Wednesday, April 28, 2010 is the National Day of Mourning. Each year this day has been set aside to honour those workers across Canada whose lives have been lost, injured, disabled or who suffer from occupational diseases because of hazards or incidents in the workplace.
The National day of Mourning, also known as the Workers’ Memorial day, was launched by the Canadian Labour Congress in 1984 and was officially recognized by the federal government in 1991. The Day of Mourning has since spread to about 80 countries around the world.
The number of deaths in the Canadian workplace each year is astonishing! Between 1993 and 2007, 13,106 workers lost their lives because of work-related accidents. In 2007, there were 1,055 workplace deaths’ in addition to another 972,407 Canadian workers who were injured or become ill. This represents nearly 3 deaths every single day.
Work-related accidents are very expensive. The total of compensation paid to work accident victims, or their families, and of other economic costs of work-related injuries, each year are estimated at more than $12 billion. This figure does not take into account the pain and suffering of the victims and their families, which are incalculable.
The purpose of Day of Mourning is twofold- to remember and honour those lives lost or injured and to renew the commitment to improving health and safety in the workplace – to prevent further deaths, injuries and diseases from work. Typically the Canadian flag on Parliament Hill is flown at half-mast, and workers and employees observe this day in various ways including lighting candles, donning ribbons and black armbands, and observing moments of silence.

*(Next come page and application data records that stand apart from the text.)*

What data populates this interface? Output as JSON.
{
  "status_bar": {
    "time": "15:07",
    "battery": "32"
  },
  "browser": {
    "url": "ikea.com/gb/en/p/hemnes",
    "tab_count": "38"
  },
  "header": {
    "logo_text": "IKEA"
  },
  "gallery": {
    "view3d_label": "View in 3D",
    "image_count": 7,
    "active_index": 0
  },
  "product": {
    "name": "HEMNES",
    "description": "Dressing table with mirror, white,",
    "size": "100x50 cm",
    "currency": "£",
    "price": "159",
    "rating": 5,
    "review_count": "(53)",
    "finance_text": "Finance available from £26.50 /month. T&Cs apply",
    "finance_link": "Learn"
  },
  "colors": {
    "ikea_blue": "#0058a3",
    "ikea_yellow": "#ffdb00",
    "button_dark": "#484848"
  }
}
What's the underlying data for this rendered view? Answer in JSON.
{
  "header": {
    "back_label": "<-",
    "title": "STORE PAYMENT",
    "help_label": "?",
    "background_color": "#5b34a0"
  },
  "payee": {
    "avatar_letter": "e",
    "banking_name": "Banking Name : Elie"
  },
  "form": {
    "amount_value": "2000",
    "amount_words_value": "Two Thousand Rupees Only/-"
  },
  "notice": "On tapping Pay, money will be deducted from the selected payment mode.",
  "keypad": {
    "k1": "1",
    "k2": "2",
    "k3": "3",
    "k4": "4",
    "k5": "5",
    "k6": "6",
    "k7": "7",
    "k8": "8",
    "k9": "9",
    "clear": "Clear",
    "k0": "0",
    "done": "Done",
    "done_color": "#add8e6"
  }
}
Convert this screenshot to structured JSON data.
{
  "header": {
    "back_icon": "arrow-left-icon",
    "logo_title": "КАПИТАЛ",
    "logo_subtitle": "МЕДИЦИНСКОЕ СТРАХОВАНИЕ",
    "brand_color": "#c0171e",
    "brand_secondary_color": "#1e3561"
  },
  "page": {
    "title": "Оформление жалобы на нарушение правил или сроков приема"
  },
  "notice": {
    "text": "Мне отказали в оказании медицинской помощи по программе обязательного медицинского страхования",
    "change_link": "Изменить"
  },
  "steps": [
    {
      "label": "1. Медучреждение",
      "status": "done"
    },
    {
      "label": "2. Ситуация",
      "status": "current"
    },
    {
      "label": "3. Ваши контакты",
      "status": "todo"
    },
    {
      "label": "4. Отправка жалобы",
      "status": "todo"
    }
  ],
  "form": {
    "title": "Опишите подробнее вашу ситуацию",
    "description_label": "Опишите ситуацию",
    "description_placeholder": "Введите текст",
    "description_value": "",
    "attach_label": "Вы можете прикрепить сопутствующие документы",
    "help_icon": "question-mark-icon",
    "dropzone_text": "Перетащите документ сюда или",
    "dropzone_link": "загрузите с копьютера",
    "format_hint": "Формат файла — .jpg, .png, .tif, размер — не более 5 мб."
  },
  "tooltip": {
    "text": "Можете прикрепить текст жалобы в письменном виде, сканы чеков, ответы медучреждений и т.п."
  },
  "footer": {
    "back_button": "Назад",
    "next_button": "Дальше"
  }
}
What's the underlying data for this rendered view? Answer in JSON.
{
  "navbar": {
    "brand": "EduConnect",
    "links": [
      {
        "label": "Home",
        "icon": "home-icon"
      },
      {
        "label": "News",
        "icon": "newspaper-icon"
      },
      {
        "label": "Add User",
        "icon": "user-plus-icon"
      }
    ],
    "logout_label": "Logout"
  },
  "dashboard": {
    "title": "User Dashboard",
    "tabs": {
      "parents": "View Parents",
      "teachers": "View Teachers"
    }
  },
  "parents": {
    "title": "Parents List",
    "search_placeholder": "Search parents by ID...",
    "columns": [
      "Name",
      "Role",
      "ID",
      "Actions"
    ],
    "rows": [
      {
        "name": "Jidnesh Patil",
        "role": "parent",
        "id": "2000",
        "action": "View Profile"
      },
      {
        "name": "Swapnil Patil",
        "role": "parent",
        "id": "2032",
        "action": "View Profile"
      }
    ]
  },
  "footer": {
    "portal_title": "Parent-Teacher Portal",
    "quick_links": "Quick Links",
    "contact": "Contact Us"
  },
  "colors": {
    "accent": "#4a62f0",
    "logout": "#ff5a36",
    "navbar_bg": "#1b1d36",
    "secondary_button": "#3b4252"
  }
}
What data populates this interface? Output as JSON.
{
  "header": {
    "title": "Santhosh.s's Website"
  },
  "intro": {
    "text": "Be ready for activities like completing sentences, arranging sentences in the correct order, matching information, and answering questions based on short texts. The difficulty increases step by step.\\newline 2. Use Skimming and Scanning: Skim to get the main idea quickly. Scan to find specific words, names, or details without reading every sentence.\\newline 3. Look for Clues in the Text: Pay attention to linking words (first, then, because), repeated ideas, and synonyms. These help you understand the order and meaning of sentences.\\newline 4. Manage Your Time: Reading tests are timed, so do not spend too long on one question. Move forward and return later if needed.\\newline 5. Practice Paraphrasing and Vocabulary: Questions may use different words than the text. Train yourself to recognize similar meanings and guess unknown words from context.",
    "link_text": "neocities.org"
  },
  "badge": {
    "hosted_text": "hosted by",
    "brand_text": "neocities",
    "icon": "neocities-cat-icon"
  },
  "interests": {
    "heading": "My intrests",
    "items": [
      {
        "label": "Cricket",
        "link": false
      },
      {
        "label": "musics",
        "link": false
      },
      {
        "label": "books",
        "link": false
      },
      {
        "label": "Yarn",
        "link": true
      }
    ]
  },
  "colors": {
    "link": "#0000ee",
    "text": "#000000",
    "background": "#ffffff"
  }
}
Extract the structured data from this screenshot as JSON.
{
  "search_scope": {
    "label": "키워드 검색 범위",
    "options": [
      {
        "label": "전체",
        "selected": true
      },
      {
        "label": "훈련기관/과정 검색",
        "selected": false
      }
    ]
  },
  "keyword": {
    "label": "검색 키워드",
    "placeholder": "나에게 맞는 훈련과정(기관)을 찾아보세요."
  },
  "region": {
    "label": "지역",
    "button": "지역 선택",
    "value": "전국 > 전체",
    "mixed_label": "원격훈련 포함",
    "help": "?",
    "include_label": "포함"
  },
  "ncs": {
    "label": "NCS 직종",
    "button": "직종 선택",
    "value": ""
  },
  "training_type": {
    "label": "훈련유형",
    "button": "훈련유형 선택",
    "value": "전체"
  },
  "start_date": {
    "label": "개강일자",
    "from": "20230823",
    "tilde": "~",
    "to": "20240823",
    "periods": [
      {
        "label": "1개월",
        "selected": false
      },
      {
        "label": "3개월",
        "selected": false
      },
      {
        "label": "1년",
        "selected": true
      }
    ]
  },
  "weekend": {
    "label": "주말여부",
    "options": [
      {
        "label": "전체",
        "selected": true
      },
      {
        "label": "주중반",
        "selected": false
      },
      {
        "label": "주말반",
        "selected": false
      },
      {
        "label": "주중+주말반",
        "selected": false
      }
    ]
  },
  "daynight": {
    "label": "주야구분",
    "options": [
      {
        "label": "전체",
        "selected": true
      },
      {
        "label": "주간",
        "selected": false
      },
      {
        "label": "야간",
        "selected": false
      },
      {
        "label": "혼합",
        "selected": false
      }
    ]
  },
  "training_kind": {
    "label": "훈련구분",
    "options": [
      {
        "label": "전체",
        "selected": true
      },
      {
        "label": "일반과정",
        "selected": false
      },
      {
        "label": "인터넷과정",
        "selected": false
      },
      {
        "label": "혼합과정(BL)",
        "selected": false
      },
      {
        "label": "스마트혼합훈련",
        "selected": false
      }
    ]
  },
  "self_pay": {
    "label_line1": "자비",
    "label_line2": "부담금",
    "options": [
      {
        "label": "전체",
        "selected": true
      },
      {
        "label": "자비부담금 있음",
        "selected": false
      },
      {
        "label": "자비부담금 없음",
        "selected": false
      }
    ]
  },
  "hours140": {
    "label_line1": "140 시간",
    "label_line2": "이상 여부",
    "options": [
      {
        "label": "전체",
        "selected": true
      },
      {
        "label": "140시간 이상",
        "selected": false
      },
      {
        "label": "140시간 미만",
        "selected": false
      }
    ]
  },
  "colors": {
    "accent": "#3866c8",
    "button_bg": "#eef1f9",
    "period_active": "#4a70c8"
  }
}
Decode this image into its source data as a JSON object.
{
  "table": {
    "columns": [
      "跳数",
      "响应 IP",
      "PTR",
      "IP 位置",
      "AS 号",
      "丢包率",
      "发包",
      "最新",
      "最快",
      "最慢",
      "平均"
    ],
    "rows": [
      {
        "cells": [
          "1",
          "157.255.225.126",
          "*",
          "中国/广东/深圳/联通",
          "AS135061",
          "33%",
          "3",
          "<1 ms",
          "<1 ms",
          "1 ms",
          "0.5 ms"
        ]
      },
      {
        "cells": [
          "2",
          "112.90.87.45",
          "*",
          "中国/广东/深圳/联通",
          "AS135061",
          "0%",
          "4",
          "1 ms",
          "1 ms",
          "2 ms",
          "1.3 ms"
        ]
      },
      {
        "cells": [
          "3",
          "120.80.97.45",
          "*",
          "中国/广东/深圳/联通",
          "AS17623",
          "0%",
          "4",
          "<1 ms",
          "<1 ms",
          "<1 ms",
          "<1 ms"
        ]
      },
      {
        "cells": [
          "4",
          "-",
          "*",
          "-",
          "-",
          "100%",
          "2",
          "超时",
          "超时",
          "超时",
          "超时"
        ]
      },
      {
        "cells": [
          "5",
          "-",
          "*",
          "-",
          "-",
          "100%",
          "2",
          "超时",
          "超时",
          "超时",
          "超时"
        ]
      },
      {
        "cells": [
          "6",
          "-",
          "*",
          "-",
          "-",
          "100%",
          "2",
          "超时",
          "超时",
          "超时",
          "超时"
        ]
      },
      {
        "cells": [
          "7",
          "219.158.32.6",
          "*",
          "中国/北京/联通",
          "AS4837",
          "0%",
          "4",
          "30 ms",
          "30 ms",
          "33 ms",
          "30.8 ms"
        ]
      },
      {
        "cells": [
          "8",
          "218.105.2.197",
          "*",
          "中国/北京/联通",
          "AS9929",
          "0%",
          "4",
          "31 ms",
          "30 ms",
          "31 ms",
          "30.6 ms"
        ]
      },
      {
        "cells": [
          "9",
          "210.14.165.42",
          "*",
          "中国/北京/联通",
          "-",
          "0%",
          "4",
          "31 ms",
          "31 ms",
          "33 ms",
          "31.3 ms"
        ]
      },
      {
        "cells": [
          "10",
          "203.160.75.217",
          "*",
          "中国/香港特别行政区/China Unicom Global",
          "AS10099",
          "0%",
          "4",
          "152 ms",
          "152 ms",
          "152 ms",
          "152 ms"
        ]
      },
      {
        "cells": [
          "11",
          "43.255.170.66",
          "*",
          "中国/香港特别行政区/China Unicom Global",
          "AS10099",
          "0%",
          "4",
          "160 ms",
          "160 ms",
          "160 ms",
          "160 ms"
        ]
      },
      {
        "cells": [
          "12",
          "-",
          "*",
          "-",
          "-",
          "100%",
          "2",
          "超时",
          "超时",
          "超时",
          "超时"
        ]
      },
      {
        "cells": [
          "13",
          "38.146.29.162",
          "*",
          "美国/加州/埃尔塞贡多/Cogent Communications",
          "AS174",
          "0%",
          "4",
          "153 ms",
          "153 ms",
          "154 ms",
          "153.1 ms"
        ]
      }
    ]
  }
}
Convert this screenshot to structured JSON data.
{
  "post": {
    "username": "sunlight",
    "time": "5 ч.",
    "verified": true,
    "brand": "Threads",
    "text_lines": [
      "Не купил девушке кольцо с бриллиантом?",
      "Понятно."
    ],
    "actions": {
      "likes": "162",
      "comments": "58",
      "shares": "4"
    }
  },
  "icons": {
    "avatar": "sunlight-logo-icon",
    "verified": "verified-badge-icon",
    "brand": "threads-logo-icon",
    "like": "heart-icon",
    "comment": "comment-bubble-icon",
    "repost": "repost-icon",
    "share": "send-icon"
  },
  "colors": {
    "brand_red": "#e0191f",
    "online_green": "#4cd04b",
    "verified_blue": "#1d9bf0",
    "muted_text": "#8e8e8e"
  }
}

The National Day of Mourning is as much a day to remember the dead as it is a call to protect the living. Every employer should recognize this day. For ideas on how to bring attention to this day in your workplace visit www.ccohs.ca/events/mourning.